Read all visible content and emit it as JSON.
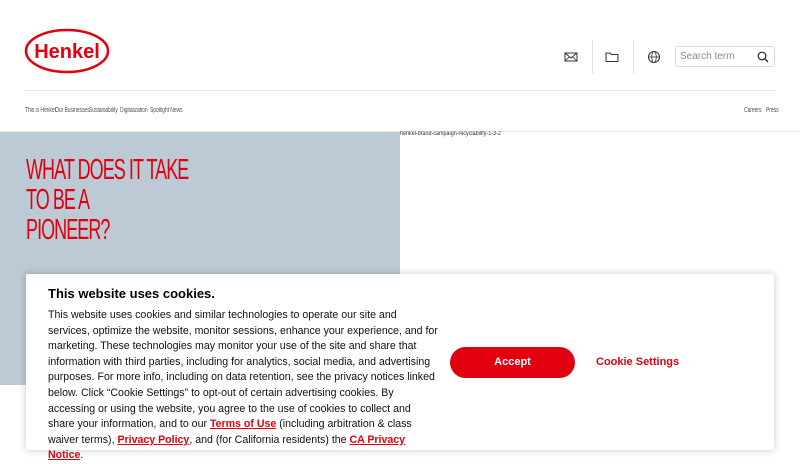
{
  "brand": {
    "logo_text": "Henkel",
    "accent_color": "#e1000f"
  },
  "header": {
    "icons": [
      "mail-icon",
      "folder-icon",
      "globe-icon"
    ],
    "search": {
      "placeholder": "Search term"
    }
  },
  "nav": {
    "left": [
      "This is Henkel",
      "Our Businesses",
      "Sustainability",
      "Digitalization",
      "Spotlight News"
    ],
    "right": [
      "Careers",
      "Press"
    ]
  },
  "hero": {
    "title_lines": [
      "WHAT DOES IT TAKE",
      "TO BE A",
      "PIONEER?"
    ],
    "image_alt": "henkel-brand-campaign-recyclability-1-3-2",
    "panel_color": "#bccad6"
  },
  "cookie": {
    "title": "This website uses cookies.",
    "body_main": "This website uses cookies and similar technologies to operate our site and services, optimize the website, monitor sessions, enhance your experience, and for marketing. These technologies may monitor your use of the site and share that information with third parties, including for analytics, social media, and advertising purposes. For more info, including on data retention, see the privacy notices linked below. Click “Cookie Settings” to opt-out of certain advertising cookies. By accessing or using the website, you agree to the use of cookies to collect and share your information, and to our ",
    "terms_link": "Terms of Use",
    "text_after_terms": " (including arbitration & class waiver terms), ",
    "privacy_link": "Privacy Policy",
    "text_after_privacy": ", and (for California residents) the ",
    "ca_link": "CA Privacy Notice",
    "text_end": ".",
    "accept_label": "Accept",
    "settings_label": "Cookie Settings"
  }
}
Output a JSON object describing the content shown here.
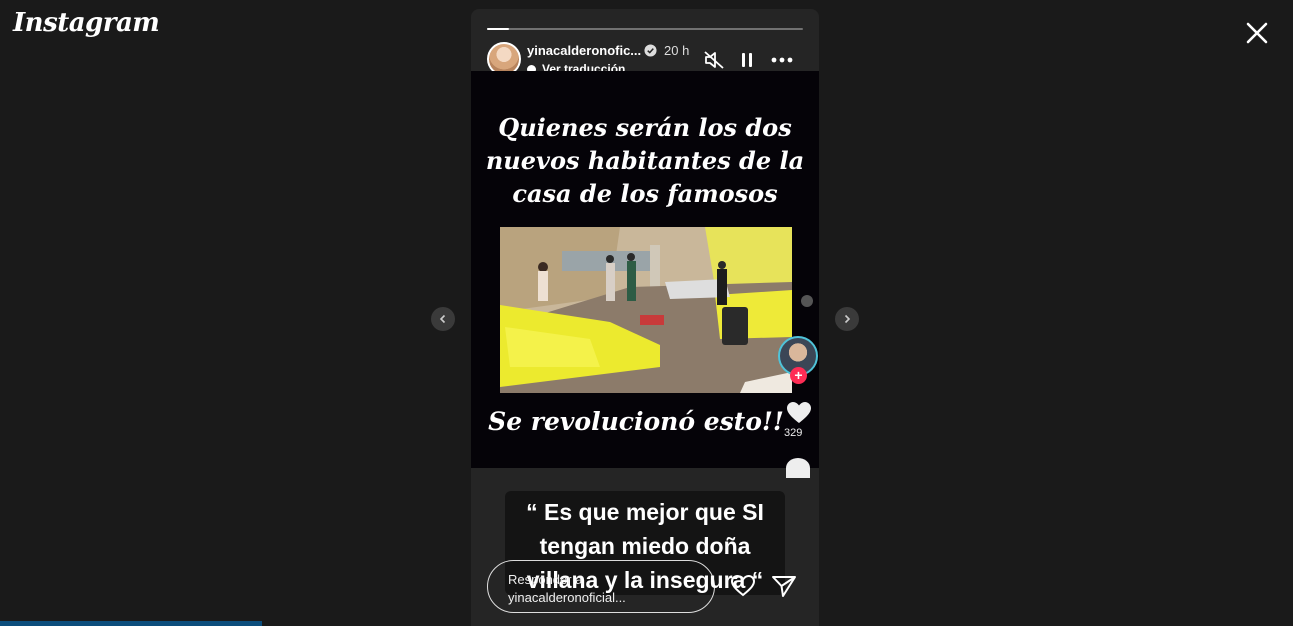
{
  "app": {
    "logo_text": "Instagram"
  },
  "story": {
    "progress_fraction": 0.07,
    "username": "yinacalderonofic...",
    "time": "20 h",
    "translate_label": "Ver traducción",
    "media": {
      "headline": "Quienes serán los dos nuevos habitantes de la casa de los famosos",
      "bottom_caption": "Se revolucionó esto!!",
      "like_count": "329"
    },
    "quote_text": "“ Es que mejor que SI tengan miedo doña villana y la insegura “",
    "reply_placeholder": "Responder a yinacalderonoficial..."
  },
  "colors": {
    "background": "#1a1a1a",
    "story_bg": "#252525",
    "accent_plus": "#fe2c55"
  }
}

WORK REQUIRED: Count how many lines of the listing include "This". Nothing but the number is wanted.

REPLY: 3